Exercise aim:
Please set down the whole listing again, precisely.

Data for processing:
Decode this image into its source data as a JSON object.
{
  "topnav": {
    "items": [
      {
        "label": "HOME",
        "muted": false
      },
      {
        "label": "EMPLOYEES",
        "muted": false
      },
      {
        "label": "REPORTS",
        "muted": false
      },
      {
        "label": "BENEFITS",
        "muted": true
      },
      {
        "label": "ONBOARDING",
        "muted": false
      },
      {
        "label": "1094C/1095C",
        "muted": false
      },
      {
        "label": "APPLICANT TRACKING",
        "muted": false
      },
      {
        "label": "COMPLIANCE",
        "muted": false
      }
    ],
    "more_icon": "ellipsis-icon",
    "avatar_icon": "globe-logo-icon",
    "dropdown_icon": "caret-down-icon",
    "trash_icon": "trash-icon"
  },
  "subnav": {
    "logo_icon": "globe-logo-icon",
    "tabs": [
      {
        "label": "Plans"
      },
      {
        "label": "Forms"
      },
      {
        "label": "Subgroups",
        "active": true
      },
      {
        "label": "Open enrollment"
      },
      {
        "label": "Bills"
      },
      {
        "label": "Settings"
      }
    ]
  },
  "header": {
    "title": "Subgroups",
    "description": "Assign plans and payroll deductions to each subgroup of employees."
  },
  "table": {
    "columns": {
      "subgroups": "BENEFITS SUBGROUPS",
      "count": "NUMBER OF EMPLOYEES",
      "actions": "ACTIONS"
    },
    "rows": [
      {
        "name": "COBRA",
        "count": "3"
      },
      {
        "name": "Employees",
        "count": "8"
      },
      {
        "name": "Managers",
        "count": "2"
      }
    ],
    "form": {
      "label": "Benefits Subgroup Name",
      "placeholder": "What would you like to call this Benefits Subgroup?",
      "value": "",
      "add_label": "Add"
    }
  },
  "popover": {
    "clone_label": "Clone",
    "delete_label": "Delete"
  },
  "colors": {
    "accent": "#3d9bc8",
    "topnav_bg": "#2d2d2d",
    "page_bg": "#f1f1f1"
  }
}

Expected answer:
Decode this image into its source data as a JSON object.
{
  "topnav": {
    "items": [
      {
        "label": "HOME",
        "muted": false
      },
      {
        "label": "EMPLOYEES",
        "muted": false
      },
      {
        "label": "REPORTS",
        "muted": false
      },
      {
        "label": "BENEFITS",
        "muted": true
      },
      {
        "label": "ONBOARDING",
        "muted": false
      },
      {
        "label": "1094C/1095C",
        "muted": false
      },
      {
        "label": "APPLICANT TRACKING",
        "muted": false
      },
      {
        "label": "COMPLIANCE",
        "muted": false
      }
    ],
    "more_icon": "ellipsis-icon",
    "avatar_icon": "globe-logo-icon",
    "dropdown_icon": "caret-down-icon",
    "trash_icon": "trash-icon"
  },
  "subnav": {
    "logo_icon": "globe-logo-icon",
    "tabs": [
      {
        "label": "Plans"
      },
      {
        "label": "Forms"
      },
      {
        "label": "Subgroups",
        "active": true
      },
      {
        "label": "Open enrollment"
      },
      {
        "label": "Bills"
      },
      {
        "label": "Settings"
      }
    ]
  },
  "header": {
    "title": "Subgroups",
    "description": "Assign plans and payroll deductions to each subgroup of employees."
  },
  "table": {
    "columns": {
      "subgroups": "BENEFITS SUBGROUPS",
      "count": "NUMBER OF EMPLOYEES",
      "actions": "ACTIONS"
    },
    "rows": [
      {
        "name": "COBRA",
        "count": "3"
      },
      {
        "name": "Employees",
        "count": "8"
      },
      {
        "name": "Managers",
        "count": "2"
      }
    ],
    "form": {
      "label": "Benefits Subgroup Name",
      "placeholder": "What would you like to call this Benefits Subgroup?",
      "value": "",
      "add_label": "Add"
    }
  },
  "popover": {
    "clone_label": "Clone",
    "delete_label": "Delete"
  },
  "colors": {
    "accent": "#3d9bc8",
    "topnav_bg": "#2d2d2d",
    "page_bg": "#f1f1f1"
  }
}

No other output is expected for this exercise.